Spring has arrived and the links are blooming. We’ve got a nice bouquet of them in this edition of Leading Links, but first we’ll mention that this Thursday, April 29, we’ll be hosting The Promise of the Learning Experience Platform: What an LXP Is, Why You May Need One, and How to Choose.
Live attendees will be eligible for CAE credit and all registrants will receive the recording. Many thanks to EdCast for sponsoring and making it possible for us to offer this Webinar at no charge.
Now, on to this month’s links.
[Leadership] Navigating Disruption and Uncertainty
At the end of 2020, we devoted a Leading Learning Podcast series to the learning business in disruptive times. Really, this was a view into how a range of leaders and leadership advisors were working to help organizations adapt to a time characterized not only by a global pandemic, but by social and racial inequity, political divisiveness, climate change, and more. If you haven’t already, we encourage you to listen to and/or read the show notes for the series. We also recommend this recent Harvard Business Review article, 6 Strategies for Leading Through Uncertainty, as a great companion to the series
[Strategy] Learning Not By Degrees
Speaking of disruption: for our money, if there is one major shift that will characterize adult learning in the coming decades, it will be a de-emphasis of degree-based learning and a surge in the importance of high-quality, non-degree credentials. The academic world has very much tuned into this shift, as this article in The Evolllution on the work of the Non-Degree Credentials Research Network (NCRN) suggests.

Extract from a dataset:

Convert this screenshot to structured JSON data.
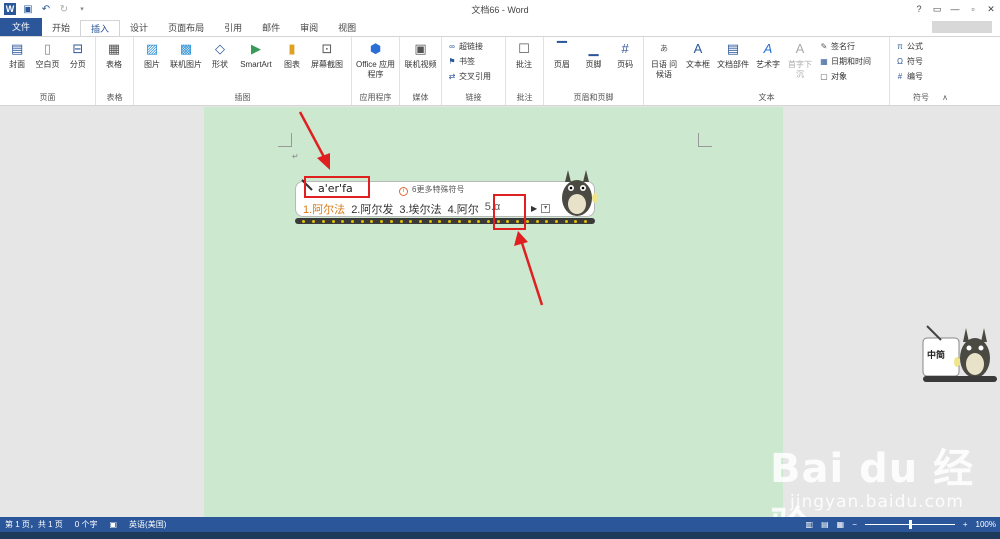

We’ve noted before – as have multiple Leading Learning Podcast guests – that this is an area that is ripe for leveraging blockchain. In this Sidecar article, Amith Nagarajan explains how blockchain could change association certifications forever.
[Portfolio] A Little Theory Can Make a Big Difference
While we too often hear people talk about “theory” in a dismissive way, the reality is that good theories are the basis for good practice. With that in mind, we recommend this brief review of Five of the best workplace learning theories. (In spite of the title, these do not apply only to the workplace.)
And, of course, as people engaged in serving adult learners, readers here should be well versed in andragogy, the theory – or really collection of theories – that governs adult learning. We’ve written extensively on the topic, but are always looking for other perspectives – especially from smart people like Clark Quinn. In Andragogy vs. Pedagogy, Quinn argues – and we tend to agree – that the distinction between these two approaches is “really is more about whether you’re at a novice or a practitioner level and the role of instruction. Age is an arbitrary element here, not a defining factor.”
[Marketing] Getting Pricing Right
As one of the 4 Ps, pricing is the area of marketing that we see learning businesses struggle with the most. We’ve written, podcasted, and Webinar’d extensively on the topic, but the appetite for insight in this area is insatiable. So, we were glad to come across this Web Courseworks post on eLearning Pricing Models: 5 Ways to Price Your Courses. We might put a bit more emphasis on “perceived value,” but it’s a very good overview of the topic all the same and recommended reading for anyone wrestling with pricing their online educational offerings.
[Trends] LXP: LinkedIn Experience Platform
If there is one company – and potential competitor – that all learning businesses should be watching, it’s LinkedIn. The latest “bold” and “aggressive” move from this uber-membership platform is that it has released its own Learning Experience Platform and skills taxonomy (aka competency framework). Not sure what an LXP is or why it matters? Be sure to join us this week (or register to get the recording) for The Promise of the Learning Experience Platform: What an LXP Is, Why You May Need One, and How to Choose.
That’s it for this edition. If you find Leading Links valuable, please share it with a colleague who may also find it valuable. (And, of course, they can get their own subscription here.)